Organisations in the region are implementing ESG measures while indicating the need for practical assistance so that they can move more quickly, since there is still a shortage of understanding and access to green funding.
This is according to the results of the PwC 2023 research on Middle Eastern environmental, social, and governance (ESG) challenges. The PwC ESG Middle East study was performed for the second time between February 27 and March 14, 2023. The poll respondents were from GCC-based firms, and around two-thirds had sales in excess of $100 million.
The research emphasises the ongoing work that firms are making to ensuring that their strategy, operations, and procedures are more sustainable, while also indicating the road ahead.
Among the primary highlights of the PwC ESG Middle East study are:
• 64% of those polled had implemented a formal ESG strategy.
• 73% of survey respondents have made or are working towards a carbon-neutral commitment.
• ⅔ respondents want their organization's CEO and Board to devote more attention to ESG problems.
• 46% of organisations self-fund their ESG operations rather than seeking more creative green finance options.

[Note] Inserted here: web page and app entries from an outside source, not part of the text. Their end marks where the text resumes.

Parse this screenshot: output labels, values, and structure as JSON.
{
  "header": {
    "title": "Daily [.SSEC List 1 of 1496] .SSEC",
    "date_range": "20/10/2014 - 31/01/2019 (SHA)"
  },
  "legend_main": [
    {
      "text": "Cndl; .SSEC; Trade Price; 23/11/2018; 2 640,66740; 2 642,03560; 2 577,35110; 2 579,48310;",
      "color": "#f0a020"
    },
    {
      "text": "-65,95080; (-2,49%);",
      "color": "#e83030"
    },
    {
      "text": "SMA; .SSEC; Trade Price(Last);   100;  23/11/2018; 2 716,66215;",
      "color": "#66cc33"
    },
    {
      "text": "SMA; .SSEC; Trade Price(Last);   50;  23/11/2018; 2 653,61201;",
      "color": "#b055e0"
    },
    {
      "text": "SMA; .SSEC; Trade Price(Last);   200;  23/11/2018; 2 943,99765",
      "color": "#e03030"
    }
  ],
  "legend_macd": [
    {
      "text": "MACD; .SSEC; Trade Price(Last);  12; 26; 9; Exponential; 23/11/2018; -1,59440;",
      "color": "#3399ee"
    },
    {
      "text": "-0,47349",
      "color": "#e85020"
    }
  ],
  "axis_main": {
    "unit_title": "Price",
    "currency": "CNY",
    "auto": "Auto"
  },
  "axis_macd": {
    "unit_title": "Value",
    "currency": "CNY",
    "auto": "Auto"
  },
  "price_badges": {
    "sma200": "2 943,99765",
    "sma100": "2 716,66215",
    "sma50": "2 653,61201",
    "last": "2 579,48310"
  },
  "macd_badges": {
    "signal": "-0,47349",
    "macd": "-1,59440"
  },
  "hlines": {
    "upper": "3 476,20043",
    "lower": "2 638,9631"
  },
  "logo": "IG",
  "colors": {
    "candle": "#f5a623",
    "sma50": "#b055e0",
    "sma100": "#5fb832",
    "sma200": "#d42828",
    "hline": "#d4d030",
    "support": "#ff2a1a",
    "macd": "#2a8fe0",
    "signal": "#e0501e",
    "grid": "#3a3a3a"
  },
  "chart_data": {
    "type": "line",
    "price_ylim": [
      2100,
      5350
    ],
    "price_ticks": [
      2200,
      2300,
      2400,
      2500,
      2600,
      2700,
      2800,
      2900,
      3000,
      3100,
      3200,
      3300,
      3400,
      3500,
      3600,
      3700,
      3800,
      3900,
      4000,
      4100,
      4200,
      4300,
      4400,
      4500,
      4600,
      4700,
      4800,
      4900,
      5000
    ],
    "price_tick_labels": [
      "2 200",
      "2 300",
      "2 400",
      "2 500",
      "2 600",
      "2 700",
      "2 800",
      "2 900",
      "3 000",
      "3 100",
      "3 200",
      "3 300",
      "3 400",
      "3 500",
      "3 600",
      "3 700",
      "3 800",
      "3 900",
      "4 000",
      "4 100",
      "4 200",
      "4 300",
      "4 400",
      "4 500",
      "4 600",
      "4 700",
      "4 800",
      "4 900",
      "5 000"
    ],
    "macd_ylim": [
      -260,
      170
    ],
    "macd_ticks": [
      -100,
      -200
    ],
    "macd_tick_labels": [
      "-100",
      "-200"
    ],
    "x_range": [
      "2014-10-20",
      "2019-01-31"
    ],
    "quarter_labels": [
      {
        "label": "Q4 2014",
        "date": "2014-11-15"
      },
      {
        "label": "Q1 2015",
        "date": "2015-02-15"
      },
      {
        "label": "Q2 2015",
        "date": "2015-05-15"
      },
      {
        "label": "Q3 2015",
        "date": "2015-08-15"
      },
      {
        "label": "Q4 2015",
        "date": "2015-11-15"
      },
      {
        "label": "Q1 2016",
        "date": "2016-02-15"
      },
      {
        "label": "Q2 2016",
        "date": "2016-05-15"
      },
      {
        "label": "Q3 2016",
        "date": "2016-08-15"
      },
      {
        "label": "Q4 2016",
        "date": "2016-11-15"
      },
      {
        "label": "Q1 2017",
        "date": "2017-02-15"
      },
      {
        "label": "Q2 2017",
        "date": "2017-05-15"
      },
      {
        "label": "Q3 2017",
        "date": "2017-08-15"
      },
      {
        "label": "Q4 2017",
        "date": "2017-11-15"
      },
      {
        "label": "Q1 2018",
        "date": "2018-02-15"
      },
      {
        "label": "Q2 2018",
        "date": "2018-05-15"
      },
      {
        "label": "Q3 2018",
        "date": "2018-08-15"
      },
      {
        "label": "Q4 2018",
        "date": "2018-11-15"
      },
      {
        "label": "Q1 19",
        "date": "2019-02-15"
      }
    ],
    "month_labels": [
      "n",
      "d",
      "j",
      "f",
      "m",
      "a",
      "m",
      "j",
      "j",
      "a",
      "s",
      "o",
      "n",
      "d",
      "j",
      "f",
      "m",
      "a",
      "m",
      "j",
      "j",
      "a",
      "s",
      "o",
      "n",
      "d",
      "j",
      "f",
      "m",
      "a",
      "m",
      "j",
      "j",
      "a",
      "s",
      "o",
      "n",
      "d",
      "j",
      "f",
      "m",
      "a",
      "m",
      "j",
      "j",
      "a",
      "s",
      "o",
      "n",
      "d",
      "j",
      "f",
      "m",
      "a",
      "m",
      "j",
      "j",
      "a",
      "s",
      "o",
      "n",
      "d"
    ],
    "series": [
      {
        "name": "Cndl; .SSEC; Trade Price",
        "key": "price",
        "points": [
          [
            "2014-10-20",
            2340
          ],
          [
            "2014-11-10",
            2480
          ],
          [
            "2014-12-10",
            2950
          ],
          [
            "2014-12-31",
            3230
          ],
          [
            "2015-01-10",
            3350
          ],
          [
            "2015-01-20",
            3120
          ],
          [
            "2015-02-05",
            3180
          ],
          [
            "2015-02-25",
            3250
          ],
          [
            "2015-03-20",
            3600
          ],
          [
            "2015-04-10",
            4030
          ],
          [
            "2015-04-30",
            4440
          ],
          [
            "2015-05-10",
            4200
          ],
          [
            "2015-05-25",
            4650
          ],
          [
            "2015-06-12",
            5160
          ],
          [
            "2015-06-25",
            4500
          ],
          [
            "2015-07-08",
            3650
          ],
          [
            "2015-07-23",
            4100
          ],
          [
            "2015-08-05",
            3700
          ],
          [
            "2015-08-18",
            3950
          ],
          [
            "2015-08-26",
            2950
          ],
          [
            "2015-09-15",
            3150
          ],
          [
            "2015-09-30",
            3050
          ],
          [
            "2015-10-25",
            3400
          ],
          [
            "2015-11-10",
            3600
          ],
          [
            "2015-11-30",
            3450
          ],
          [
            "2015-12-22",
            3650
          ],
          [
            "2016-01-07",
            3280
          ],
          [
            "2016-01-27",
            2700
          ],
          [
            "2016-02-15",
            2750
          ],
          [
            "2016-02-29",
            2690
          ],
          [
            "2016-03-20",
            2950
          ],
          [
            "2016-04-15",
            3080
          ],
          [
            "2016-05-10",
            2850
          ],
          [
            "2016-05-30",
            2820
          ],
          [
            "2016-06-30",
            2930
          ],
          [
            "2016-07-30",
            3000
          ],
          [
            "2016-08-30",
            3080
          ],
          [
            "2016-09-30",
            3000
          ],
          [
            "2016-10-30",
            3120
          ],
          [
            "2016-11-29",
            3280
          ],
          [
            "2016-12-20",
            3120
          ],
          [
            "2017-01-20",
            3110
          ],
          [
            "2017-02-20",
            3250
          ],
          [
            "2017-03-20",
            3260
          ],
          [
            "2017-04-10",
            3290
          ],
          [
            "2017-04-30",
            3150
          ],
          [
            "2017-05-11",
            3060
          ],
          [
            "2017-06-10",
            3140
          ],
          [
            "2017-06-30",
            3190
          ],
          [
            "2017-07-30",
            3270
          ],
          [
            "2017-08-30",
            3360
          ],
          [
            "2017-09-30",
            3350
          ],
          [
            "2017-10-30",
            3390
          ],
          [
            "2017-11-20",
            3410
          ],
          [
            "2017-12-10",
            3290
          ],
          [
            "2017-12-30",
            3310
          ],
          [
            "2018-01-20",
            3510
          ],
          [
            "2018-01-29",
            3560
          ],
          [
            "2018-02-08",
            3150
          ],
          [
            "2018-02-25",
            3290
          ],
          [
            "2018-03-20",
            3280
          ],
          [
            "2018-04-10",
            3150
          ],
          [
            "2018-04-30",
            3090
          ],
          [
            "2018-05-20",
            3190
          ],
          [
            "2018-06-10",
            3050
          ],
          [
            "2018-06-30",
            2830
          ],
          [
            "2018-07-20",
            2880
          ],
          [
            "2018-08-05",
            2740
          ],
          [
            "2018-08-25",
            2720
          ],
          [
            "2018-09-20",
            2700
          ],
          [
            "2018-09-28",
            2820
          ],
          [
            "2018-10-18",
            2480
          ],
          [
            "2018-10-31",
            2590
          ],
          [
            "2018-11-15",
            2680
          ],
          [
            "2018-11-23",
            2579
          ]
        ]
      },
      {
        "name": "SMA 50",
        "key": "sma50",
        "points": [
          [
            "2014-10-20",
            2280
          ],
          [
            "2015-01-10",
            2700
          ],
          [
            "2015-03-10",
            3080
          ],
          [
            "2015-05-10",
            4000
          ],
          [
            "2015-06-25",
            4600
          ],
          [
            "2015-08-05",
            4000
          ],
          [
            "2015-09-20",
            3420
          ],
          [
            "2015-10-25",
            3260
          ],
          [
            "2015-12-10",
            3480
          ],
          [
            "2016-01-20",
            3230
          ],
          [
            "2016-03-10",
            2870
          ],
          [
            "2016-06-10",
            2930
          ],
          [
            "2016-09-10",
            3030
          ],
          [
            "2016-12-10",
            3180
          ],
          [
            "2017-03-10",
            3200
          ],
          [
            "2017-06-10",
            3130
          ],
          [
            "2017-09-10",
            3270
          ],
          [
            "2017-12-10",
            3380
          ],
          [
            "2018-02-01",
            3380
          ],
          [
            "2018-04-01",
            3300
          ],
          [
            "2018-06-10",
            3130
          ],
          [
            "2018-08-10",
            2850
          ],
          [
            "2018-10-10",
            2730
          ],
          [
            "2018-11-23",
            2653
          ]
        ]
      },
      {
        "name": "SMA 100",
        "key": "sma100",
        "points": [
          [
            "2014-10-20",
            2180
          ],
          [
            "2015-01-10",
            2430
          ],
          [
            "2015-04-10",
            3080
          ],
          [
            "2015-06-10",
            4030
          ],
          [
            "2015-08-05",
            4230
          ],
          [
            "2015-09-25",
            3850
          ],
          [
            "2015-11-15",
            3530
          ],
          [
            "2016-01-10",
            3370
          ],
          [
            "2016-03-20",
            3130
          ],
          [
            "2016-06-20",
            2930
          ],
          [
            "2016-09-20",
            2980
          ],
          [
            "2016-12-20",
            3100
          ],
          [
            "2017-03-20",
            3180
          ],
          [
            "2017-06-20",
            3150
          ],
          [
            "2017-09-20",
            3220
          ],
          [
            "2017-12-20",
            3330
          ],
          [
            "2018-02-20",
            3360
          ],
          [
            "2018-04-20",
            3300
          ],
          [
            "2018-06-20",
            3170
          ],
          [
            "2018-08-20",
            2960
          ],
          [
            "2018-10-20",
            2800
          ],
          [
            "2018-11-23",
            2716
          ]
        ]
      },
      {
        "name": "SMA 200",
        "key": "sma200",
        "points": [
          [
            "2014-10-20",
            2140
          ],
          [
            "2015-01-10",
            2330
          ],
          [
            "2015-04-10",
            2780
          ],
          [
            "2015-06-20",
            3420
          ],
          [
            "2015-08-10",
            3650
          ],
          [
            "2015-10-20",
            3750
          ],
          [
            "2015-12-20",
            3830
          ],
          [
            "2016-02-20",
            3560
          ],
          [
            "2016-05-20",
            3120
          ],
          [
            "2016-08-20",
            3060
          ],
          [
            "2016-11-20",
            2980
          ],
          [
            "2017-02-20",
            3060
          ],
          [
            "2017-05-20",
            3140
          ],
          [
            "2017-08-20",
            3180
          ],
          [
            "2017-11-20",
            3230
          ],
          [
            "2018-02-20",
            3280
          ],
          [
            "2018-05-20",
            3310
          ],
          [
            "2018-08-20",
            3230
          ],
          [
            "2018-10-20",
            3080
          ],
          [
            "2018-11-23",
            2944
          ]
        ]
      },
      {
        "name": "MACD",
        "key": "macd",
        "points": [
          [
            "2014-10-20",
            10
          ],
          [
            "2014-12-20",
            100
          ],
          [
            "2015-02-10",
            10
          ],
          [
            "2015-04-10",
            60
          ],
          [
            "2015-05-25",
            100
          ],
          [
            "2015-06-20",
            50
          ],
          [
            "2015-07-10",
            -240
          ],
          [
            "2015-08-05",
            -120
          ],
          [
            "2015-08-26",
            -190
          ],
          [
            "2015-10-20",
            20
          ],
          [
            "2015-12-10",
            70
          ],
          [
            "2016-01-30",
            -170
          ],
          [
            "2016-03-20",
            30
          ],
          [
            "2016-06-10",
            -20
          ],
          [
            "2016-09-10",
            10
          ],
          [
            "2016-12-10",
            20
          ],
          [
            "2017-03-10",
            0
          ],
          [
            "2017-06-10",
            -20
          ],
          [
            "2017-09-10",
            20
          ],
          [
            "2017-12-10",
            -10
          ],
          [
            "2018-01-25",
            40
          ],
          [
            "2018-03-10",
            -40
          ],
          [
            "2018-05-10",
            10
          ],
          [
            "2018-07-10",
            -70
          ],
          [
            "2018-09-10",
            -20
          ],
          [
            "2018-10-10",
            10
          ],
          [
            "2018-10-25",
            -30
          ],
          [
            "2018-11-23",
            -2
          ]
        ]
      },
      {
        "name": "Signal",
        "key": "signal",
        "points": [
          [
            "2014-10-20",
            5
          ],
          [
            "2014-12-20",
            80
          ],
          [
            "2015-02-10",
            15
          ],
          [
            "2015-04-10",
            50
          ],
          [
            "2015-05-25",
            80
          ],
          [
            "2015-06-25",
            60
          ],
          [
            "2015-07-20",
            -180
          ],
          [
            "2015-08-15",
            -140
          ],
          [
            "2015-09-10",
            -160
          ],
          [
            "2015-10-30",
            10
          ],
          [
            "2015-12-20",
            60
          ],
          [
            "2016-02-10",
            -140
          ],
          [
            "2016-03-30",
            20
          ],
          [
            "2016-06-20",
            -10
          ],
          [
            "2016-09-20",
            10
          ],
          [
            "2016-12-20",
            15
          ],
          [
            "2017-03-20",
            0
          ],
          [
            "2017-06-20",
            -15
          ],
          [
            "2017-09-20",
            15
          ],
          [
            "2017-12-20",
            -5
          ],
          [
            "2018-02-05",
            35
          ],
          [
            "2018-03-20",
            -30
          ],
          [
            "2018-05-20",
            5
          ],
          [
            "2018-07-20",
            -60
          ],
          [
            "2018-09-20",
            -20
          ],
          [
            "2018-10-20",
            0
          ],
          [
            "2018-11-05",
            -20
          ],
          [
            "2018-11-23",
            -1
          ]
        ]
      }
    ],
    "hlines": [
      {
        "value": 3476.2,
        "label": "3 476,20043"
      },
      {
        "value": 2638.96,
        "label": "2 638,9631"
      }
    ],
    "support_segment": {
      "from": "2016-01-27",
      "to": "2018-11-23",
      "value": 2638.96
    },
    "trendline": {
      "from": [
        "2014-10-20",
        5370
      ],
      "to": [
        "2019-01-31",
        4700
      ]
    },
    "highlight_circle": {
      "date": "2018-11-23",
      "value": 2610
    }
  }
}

• ⅖ of those polled expect COP28 to result in countries enhancing EDG infrastructure and giving incentives for green growth.
"Heightened awareness of climate risk to business, coupled with new regulation, has driven the embedding of ESG in the strategy of more than six in ten companies in the region, with the focus now increasingly shifting to execution," wrote Dr Yahya Anouti, PwC Middle East ESG Leader.
Increased emphasis on ESG in the Middle East
As previously stated, a recent PWC poll indicated that 64% of corporations in the area implemented a formal ESG plan last year, with the percentage of organisations lacking an ESG strategy halving.
According to PwC, firms are becoming more transparent about their environmental effect, with 70% reporting on their ESG impact and 59% having their reporting professionally audited or guaranteed. The research from PwC ESG Middle East demonstrates the region's rising emphasis on sustainability and responsibility.
PwC Middle East's ESG head, Yahya Anouti, stated that, in addition to improved desire and progress on ESG in the Middle East, organisations are acquiring a deeper awareness of what is required to continue progress on their ESG agenda.
"Ahead of COP28, businesses expect governments in the region to step up and develop policy frameworks similar to Europe's Green New Deal for the Middle East region." "We are confident that, with the right coordinated response from governments, 2023 will be the region's most environmentally transformative year yet," Anouti added.
According to PwC, enterprises in the area are taking tangible measures towards ESG, with 60% of survey respondents demanding for more time allocation by governments to address ESG-related concerns such as risk management, compliance, and circular economy.
The Middle East is also seeing an increase in the number of chief sustainability officers (CSOs), with more than a quarter of respondents reporting that they now have one, as the responsibility for executing ESG strategy shifts from CEOs to CSOs.
Green financing in the Middle East
According to 41% of organisations polled, the most significant hurdle to pursuing the ESG agenda is a lack of internal sustainability skills and experience.
According to the auditing company, despite the Middle East's active engagement in the green finance sector, there is still a large financing gap, with nearly one-third of respondents identifying money restrictions as a major impediment to ESG implementation.
"ESG transformation necessitates collaboration between businesses and government agencies." Companies must prioritise ESG imperatives to speed progress, while politicians must continue to adopt clear policies and regulations to support their aspirations," said Stephen Anderson, PwC Middle East's Strategy & Markets Leader.
"Green standards, improved circular infrastructure, and tangible incentives for green growth are becoming increasingly important for the region's businesses." Clear laws and regulations, certification procedures, and practical incentives for green growth are the three most wanted ESG-related government measures, which companies hope to see declared at COP28."
The analysis also showed a dearth of green finance understanding and access, with over half of the firms questioned depending on self-funding for ESG operations and only 13% obtaining sustainable finance. Despite the region's significant engagement in raising green funding, this remains the case.
According to PwC, the report identifies four critical areas that must be addressed in order to further drive ESG transformation in the region, including ensuring policy coherence, integrating ESG thinking throughout the organization's operations and strategy, developing sustainability skills, and increasing access to and clarity on green financing.
With companies in the Middle East making progress on their ESG journey, PwC believes that 2023 might be the region's most ecologically revolutionary year yet if governments work together.